Led by two California markets, all but one of the 12 major metros tracked by Rider Levett Bucknall posted an increase last year
Golden Gate Bridge of San Francisco
San Francisco registered the biggest jump in construction costs last year, according to Rider Levett Bucknall.

According to the Rider Levett Bucknall Quarterly Construction Cost Report for the fourth quarter of 2017, which was released recently, construction costs are rising across the country. It’s another confirmation of ancedotal evidence throughout the U.S. construction industry. 

In fact, the year-over-year rate of growth in 12 major metros tracked by the report was negative only in Honolulu, where costs declined 0.51 percent for the year. That’s a market which, in any case, is almost an expensive as New York or San Francisco, currently the priciest for construction.

The highest annual increase was, unsurprisingly, San Francisco, with construction costs up 7.63 percent. Los Angeles came in a close second, posting a  7.08 percent year-over-year hike. Also above 5 percent: Portland, Ore. (5.76 percent), Chicago (5.33 percent), and Seattle (5.21 percent). The other metros mostly fell between 3 percent and 4 percent increases.

Between last July 1 and Oct. 1, average construction costs increased about 1 percent nationally. Several markets recorded increases higher than one percent, including Chicago, Denver, Las Vegas, Los Angeles, Phoenix, and Portland. On the other hand, Boston, Honolulu, New York, San Francisco, Seattle, and Washington, D.C., all saw increases of less than 1 percent.

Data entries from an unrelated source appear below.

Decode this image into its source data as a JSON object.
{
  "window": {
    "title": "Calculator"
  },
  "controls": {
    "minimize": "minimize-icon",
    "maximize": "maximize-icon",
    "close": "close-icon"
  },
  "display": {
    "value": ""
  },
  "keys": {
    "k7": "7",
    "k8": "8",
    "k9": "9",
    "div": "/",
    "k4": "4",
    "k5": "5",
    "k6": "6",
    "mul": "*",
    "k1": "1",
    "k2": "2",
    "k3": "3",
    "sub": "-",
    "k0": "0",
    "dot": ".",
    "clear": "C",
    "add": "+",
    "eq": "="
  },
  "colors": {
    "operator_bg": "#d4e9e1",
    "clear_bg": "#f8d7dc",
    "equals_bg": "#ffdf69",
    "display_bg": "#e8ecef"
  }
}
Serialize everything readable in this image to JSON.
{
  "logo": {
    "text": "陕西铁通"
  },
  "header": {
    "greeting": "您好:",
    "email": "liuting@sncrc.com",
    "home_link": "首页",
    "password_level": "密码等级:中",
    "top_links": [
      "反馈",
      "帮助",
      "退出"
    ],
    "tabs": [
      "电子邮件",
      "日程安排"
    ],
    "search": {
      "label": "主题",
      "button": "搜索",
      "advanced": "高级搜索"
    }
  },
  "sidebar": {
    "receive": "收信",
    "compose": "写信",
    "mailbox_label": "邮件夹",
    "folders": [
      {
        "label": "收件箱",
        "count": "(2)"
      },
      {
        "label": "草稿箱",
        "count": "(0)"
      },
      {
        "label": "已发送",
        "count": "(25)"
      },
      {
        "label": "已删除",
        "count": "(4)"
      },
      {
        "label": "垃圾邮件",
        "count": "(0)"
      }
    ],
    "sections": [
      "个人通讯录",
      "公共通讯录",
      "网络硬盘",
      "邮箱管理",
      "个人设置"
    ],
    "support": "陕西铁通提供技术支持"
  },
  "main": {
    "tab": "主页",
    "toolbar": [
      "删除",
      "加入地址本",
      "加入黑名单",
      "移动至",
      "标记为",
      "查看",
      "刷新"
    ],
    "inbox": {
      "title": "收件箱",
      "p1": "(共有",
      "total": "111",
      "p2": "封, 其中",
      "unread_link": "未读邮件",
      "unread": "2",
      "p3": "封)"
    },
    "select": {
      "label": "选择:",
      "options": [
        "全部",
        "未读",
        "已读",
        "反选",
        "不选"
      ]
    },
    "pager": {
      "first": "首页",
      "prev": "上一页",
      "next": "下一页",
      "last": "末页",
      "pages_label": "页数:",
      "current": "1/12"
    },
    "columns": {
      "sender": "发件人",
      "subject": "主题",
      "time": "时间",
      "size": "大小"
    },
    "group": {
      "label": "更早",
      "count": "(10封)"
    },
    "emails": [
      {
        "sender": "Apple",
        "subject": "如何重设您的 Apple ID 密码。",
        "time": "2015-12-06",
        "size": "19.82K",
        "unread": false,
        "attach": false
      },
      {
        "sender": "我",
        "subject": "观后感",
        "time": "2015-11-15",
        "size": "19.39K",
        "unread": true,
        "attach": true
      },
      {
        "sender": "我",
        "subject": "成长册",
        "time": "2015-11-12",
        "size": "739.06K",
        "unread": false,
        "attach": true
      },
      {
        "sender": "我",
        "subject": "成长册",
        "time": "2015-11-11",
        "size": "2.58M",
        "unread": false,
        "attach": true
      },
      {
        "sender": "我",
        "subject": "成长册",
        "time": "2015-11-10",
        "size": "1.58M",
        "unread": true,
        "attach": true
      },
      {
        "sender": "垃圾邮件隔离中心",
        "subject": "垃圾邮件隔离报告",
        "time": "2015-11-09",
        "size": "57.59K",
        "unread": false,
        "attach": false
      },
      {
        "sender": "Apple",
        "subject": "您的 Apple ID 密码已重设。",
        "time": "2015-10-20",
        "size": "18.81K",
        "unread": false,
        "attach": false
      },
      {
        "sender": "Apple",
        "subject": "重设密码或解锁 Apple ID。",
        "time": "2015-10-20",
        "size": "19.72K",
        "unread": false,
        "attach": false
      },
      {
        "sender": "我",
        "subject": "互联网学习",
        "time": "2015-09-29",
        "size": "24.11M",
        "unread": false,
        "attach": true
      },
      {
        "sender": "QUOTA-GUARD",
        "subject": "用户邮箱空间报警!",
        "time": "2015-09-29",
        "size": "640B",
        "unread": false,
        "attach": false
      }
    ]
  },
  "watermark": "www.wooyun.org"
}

The report tracks the true bid cost of construction, which includes, in addition to labor and materials, general contractor and subcontractor overhead costs and fees (profit), according to Rider Levett Bucknall. It also includes applicable sales/use taxes typical of ‘standard’ construction contracts.